● **ABOUT THIS EXERCISE**: Set the listing down again in full, word for word, with the pictures left out.

● **AVAILABLE DATA**:
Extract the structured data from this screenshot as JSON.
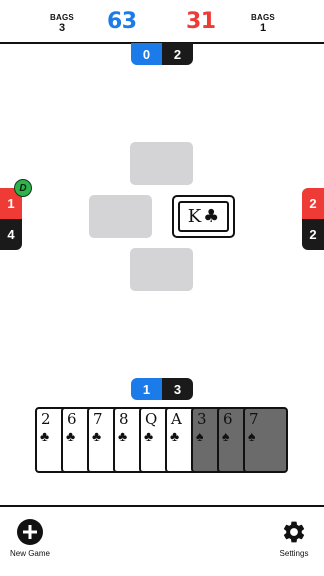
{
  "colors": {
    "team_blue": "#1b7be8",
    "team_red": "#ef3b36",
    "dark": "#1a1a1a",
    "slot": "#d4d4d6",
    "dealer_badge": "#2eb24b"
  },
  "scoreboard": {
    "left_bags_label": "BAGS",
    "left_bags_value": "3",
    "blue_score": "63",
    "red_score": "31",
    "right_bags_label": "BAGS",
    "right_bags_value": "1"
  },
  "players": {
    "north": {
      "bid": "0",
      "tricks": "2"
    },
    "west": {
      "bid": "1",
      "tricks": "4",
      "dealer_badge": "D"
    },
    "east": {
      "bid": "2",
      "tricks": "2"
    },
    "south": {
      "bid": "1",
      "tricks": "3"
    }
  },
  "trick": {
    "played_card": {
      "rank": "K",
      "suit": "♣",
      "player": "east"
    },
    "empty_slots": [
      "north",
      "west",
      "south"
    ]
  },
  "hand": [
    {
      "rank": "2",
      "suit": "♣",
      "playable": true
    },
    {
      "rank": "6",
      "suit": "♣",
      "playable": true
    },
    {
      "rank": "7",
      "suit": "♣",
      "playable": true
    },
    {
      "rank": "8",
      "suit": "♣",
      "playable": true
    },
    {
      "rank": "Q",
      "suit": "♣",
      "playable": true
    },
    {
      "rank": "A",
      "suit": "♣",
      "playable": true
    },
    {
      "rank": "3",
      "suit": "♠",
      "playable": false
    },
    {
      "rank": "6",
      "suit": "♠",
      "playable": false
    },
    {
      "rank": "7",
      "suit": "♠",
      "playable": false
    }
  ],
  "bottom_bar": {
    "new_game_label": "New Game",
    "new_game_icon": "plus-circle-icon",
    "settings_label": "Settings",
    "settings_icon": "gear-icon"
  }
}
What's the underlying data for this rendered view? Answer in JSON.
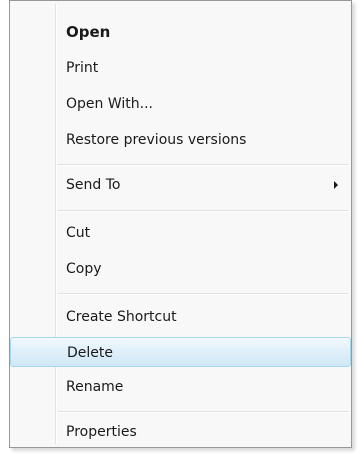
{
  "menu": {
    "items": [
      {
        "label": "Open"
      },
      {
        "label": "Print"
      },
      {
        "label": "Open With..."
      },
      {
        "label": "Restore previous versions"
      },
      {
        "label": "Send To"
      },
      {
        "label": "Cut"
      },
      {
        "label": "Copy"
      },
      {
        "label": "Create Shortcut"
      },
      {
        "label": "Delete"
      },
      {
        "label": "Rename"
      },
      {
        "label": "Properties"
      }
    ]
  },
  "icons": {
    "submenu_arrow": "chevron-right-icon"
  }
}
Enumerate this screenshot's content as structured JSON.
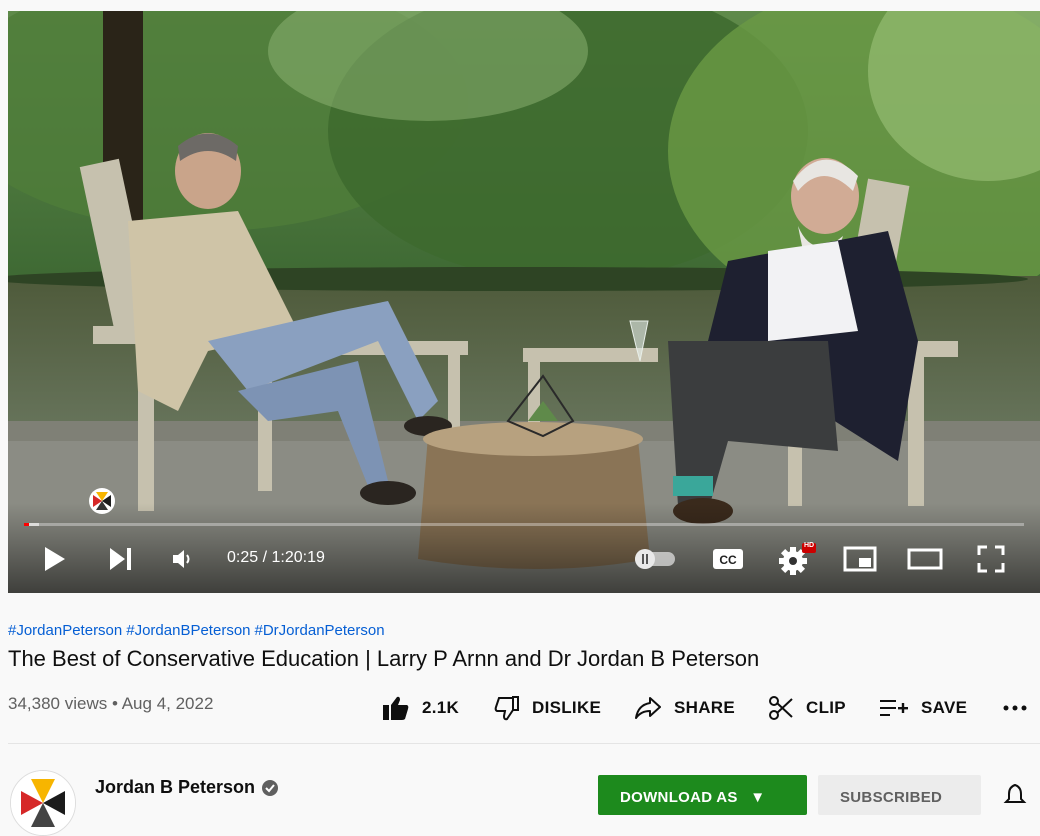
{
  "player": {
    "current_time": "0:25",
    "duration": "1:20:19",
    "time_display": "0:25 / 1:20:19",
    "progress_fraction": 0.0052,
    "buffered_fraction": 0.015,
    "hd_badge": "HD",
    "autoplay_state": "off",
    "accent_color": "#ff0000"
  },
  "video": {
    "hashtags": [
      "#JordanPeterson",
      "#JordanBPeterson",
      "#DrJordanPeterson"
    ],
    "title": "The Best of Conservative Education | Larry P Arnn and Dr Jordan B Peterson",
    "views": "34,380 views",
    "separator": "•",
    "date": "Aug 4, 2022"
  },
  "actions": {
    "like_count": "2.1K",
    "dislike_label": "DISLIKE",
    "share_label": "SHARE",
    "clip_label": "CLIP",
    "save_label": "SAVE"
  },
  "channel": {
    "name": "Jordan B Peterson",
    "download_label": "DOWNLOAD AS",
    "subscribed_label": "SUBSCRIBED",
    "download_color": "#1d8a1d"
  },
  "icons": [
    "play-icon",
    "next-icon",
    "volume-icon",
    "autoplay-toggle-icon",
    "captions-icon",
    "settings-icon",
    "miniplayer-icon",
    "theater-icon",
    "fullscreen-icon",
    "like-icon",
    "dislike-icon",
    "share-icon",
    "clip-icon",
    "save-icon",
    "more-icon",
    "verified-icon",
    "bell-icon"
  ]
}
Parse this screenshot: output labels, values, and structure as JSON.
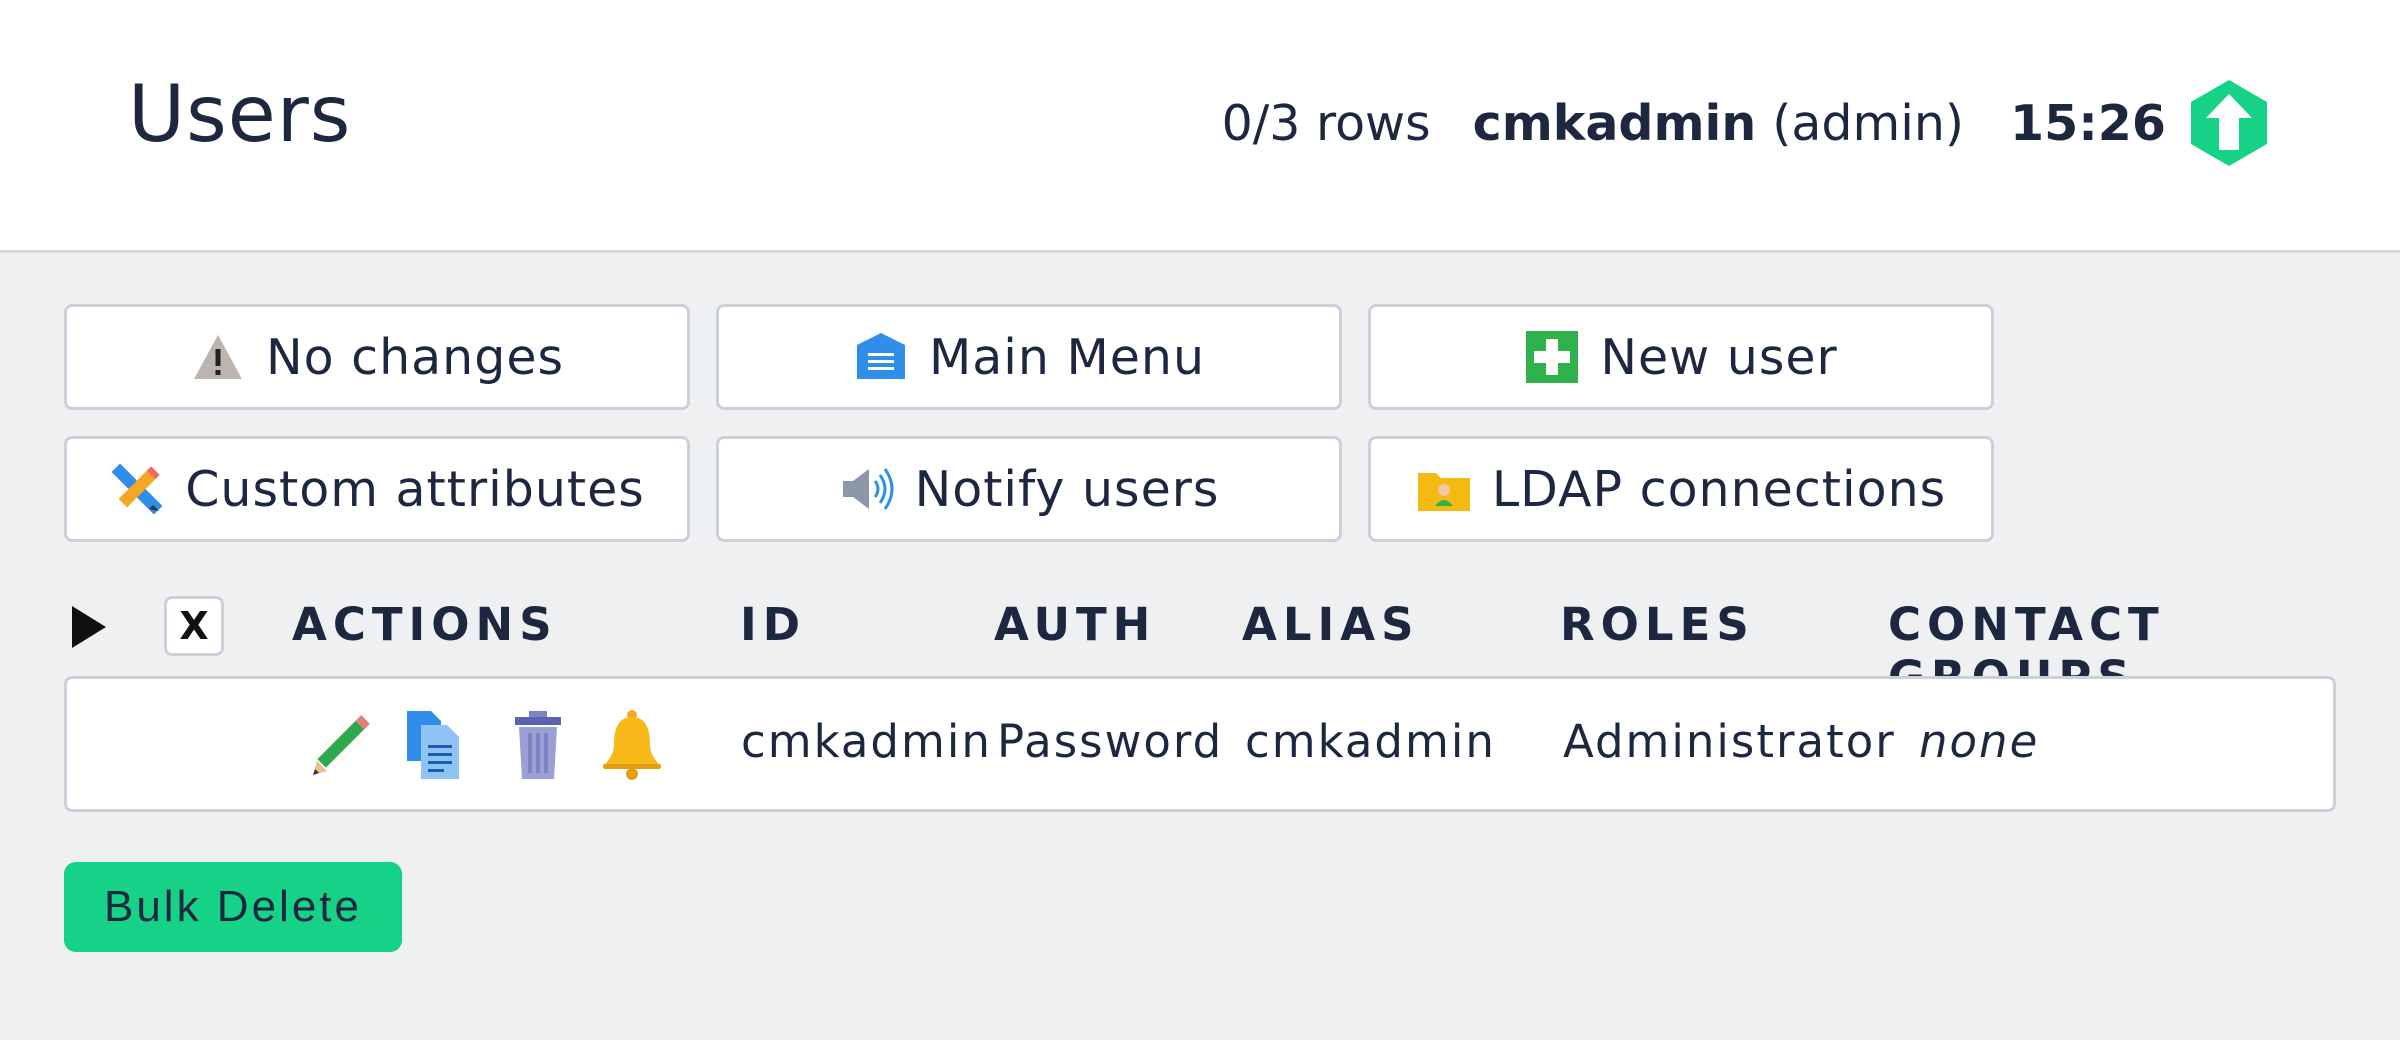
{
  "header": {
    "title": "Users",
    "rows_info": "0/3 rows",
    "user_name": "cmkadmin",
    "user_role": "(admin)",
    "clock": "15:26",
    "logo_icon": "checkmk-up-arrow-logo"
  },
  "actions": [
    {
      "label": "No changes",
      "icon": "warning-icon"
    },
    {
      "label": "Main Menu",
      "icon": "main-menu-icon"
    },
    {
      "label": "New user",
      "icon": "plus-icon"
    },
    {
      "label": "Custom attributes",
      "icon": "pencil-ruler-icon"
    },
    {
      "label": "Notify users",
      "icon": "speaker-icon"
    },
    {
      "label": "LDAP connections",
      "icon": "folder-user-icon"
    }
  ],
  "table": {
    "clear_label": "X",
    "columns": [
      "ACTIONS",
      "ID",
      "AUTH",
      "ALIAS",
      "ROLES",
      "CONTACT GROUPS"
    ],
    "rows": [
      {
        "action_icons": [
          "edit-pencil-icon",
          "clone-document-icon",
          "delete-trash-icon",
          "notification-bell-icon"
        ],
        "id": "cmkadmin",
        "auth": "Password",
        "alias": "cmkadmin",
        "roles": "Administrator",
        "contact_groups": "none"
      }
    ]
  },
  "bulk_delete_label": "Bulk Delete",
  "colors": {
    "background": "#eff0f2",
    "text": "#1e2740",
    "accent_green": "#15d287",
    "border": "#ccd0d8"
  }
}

● **ANSWER BOX**:
Extract the structured data from this screenshot as JSON.
{
  "colors": {
    "team_blue": "#1b7be8",
    "team_red": "#ef3b36",
    "dark": "#1a1a1a",
    "slot": "#d4d4d6",
    "dealer_badge": "#2eb24b"
  },
  "scoreboard": {
    "left_bags_label": "BAGS",
    "left_bags_value": "3",
    "blue_score": "63",
    "red_score": "31",
    "right_bags_label": "BAGS",
    "right_bags_value": "1"
  },
  "players": {
    "north": {
      "bid": "0",
      "tricks": "2"
    },
    "west": {
      "bid": "1",
      "tricks": "4",
      "dealer_badge": "D"
    },
    "east": {
      "bid": "2",
      "tricks": "2"
    },
    "south": {
      "bid": "1",
      "tricks": "3"
    }
  },
  "trick": {
    "played_card": {
      "rank": "K",
      "suit": "♣",
      "player": "east"
    },
    "empty_slots": [
      "north",
      "west",
      "south"
    ]
  },
  "hand": [
    {
      "rank": "2",
      "suit": "♣",
      "playable": true
    },
    {
      "rank": "6",
      "suit": "♣",
      "playable": true
    },
    {
      "rank": "7",
      "suit": "♣",
      "playable": true
    },
    {
      "rank": "8",
      "suit": "♣",
      "playable": true
    },
    {
      "rank": "Q",
      "suit": "♣",
      "playable": true
    },
    {
      "rank": "A",
      "suit": "♣",
      "playable": true
    },
    {
      "rank": "3",
      "suit": "♠",
      "playable": false
    },
    {
      "rank": "6",
      "suit": "♠",
      "playable": false
    },
    {
      "rank": "7",
      "suit": "♠",
      "playable": false
    }
  ],
  "bottom_bar": {
    "new_game_label": "New Game",
    "new_game_icon": "plus-circle-icon",
    "settings_label": "Settings",
    "settings_icon": "gear-icon"
  }
}
What's the underlying data for this rendered view? Answer in JSON.
{
  "menu": {
    "items": [
      {
        "label": "Open"
      },
      {
        "label": "Print"
      },
      {
        "label": "Open With..."
      },
      {
        "label": "Restore previous versions"
      },
      {
        "label": "Send To"
      },
      {
        "label": "Cut"
      },
      {
        "label": "Copy"
      },
      {
        "label": "Create Shortcut"
      },
      {
        "label": "Delete"
      },
      {
        "label": "Rename"
      },
      {
        "label": "Properties"
      }
    ]
  },
  "icons": {
    "submenu_arrow": "chevron-right-icon"
  }
}
Enumerate this screenshot's content as structured JSON.
{
  "player": {
    "current_time": "0:25",
    "duration": "1:20:19",
    "time_display": "0:25 / 1:20:19",
    "progress_fraction": 0.0052,
    "buffered_fraction": 0.015,
    "hd_badge": "HD",
    "autoplay_state": "off",
    "accent_color": "#ff0000"
  },
  "video": {
    "hashtags": [
      "#JordanPeterson",
      "#JordanBPeterson",
      "#DrJordanPeterson"
    ],
    "title": "The Best of Conservative Education | Larry P Arnn and Dr Jordan B Peterson",
    "views": "34,380 views",
    "separator": "•",
    "date": "Aug 4, 2022"
  },
  "actions": {
    "like_count": "2.1K",
    "dislike_label": "DISLIKE",
    "share_label": "SHARE",
    "clip_label": "CLIP",
    "save_label": "SAVE"
  },
  "channel": {
    "name": "Jordan B Peterson",
    "download_label": "DOWNLOAD AS",
    "subscribed_label": "SUBSCRIBED",
    "download_color": "#1d8a1d"
  },
  "icons": [
    "play-icon",
    "next-icon",
    "volume-icon",
    "autoplay-toggle-icon",
    "captions-icon",
    "settings-icon",
    "miniplayer-icon",
    "theater-icon",
    "fullscreen-icon",
    "like-icon",
    "dislike-icon",
    "share-icon",
    "clip-icon",
    "save-icon",
    "more-icon",
    "verified-icon",
    "bell-icon"
  ]
}
Parse this screenshot: output labels, values, and structure as JSON.
{
  "header": {
    "title": "Users",
    "rows_info": "0/3 rows",
    "user_name": "cmkadmin",
    "user_role": "(admin)",
    "clock": "15:26",
    "logo_icon": "checkmk-up-arrow-logo"
  },
  "actions": [
    {
      "label": "No changes",
      "icon": "warning-icon"
    },
    {
      "label": "Main Menu",
      "icon": "main-menu-icon"
    },
    {
      "label": "New user",
      "icon": "plus-icon"
    },
    {
      "label": "Custom attributes",
      "icon": "pencil-ruler-icon"
    },
    {
      "label": "Notify users",
      "icon": "speaker-icon"
    },
    {
      "label": "LDAP connections",
      "icon": "folder-user-icon"
    }
  ],
  "table": {
    "clear_label": "X",
    "columns": [
      "ACTIONS",
      "ID",
      "AUTH",
      "ALIAS",
      "ROLES",
      "CONTACT GROUPS"
    ],
    "rows": [
      {
        "action_icons": [
          "edit-pencil-icon",
          "clone-document-icon",
          "delete-trash-icon",
          "notification-bell-icon"
        ],
        "id": "cmkadmin",
        "auth": "Password",
        "alias": "cmkadmin",
        "roles": "Administrator",
        "contact_groups": "none"
      }
    ]
  },
  "bulk_delete_label": "Bulk Delete",
  "colors": {
    "background": "#eff0f2",
    "text": "#1e2740",
    "accent_green": "#15d287",
    "border": "#ccd0d8"
  }
}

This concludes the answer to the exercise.